● **What is being asked**
Set down the data below word for word, and leave the images aside.

● **Records shown**
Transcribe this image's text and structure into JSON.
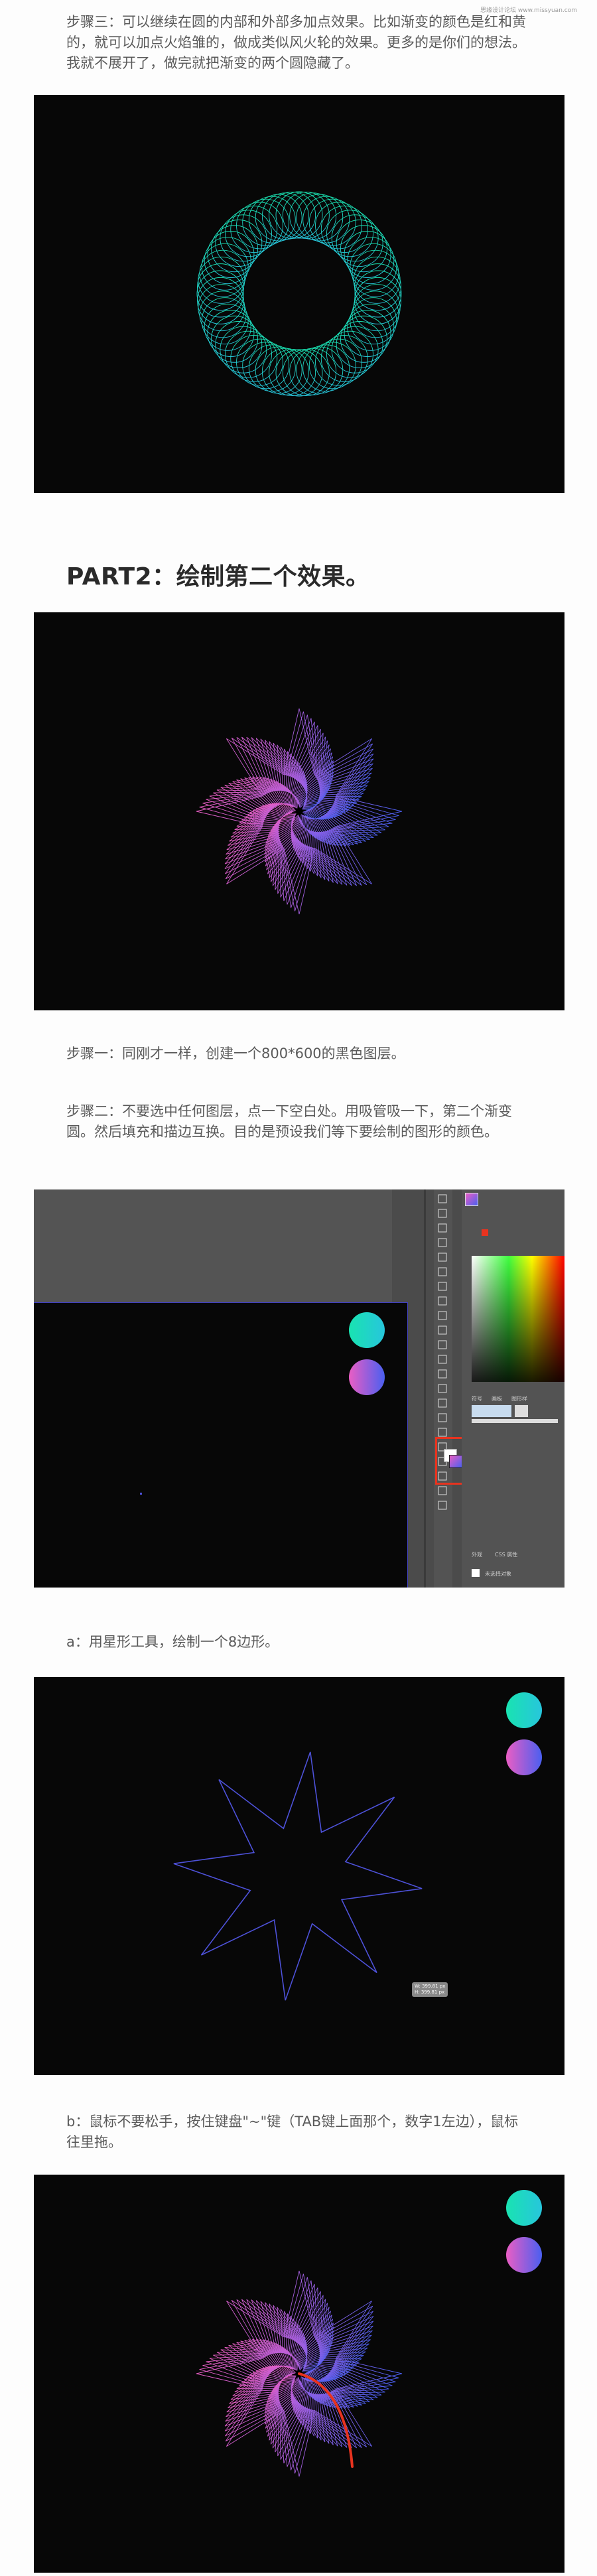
{
  "watermark": "思缘设计论坛 www.missyuan.com",
  "step3_text": "步骤三：可以继续在圆的内部和外部多加点效果。比如渐变的颜色是红和黄的，就可以加点火焰雏的，做成类似风火轮的效果。更多的是你们的想法。我就不展开了，做完就把渐变的两个圆隐藏了。",
  "part2_heading": "PART2：绘制第二个效果。",
  "step1_text": "步骤一：同刚才一样，创建一个800*600的黑色图层。",
  "step2_text": "步骤二：不要选中任何图层，点一下空白处。用吸管吸一下，第二个渐变圆。然后填充和描边互换。目的是预设我们等下要绘制的图形的颜色。",
  "step_a_text": "a：用星形工具，绘制一个8边形。",
  "step_b_text": "b：鼠标不要松手，按住键盘\"~\"键（TAB键上面那个，数字1左边），鼠标往里拖。",
  "ui": {
    "panel_tab_1": "符号",
    "panel_tab_2": "画板",
    "panel_tab_3": "图形样",
    "layers_tab_1": "外观",
    "layers_tab_2": "CSS 属性",
    "no_selection": "未选择对象",
    "tooltip_w": "W: 399.81 px",
    "tooltip_h": "H: 399.81 px"
  },
  "colors": {
    "teal": "#19e3b1",
    "aqua": "#27c6dc",
    "pink": "#ea5ec4",
    "purple": "#a55fe0",
    "blue": "#4a5ff0",
    "star_stroke": "#4d51d8",
    "highlight": "#e8331f"
  }
}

● **Worked solution**
Transcribe this image's text and structure into JSON.
{
  "watermark": "思缘设计论坛 www.missyuan.com",
  "step3_text": "步骤三：可以继续在圆的内部和外部多加点效果。比如渐变的颜色是红和黄的，就可以加点火焰雏的，做成类似风火轮的效果。更多的是你们的想法。我就不展开了，做完就把渐变的两个圆隐藏了。",
  "part2_heading": "PART2：绘制第二个效果。",
  "step1_text": "步骤一：同刚才一样，创建一个800*600的黑色图层。",
  "step2_text": "步骤二：不要选中任何图层，点一下空白处。用吸管吸一下，第二个渐变圆。然后填充和描边互换。目的是预设我们等下要绘制的图形的颜色。",
  "step_a_text": "a：用星形工具，绘制一个8边形。",
  "step_b_text": "b：鼠标不要松手，按住键盘\"~\"键（TAB键上面那个，数字1左边），鼠标往里拖。",
  "ui": {
    "panel_tab_1": "符号",
    "panel_tab_2": "画板",
    "panel_tab_3": "图形样",
    "layers_tab_1": "外观",
    "layers_tab_2": "CSS 属性",
    "no_selection": "未选择对象",
    "tooltip_w": "W: 399.81 px",
    "tooltip_h": "H: 399.81 px"
  },
  "colors": {
    "teal": "#19e3b1",
    "aqua": "#27c6dc",
    "pink": "#ea5ec4",
    "purple": "#a55fe0",
    "blue": "#4a5ff0",
    "star_stroke": "#4d51d8",
    "highlight": "#e8331f"
  }
}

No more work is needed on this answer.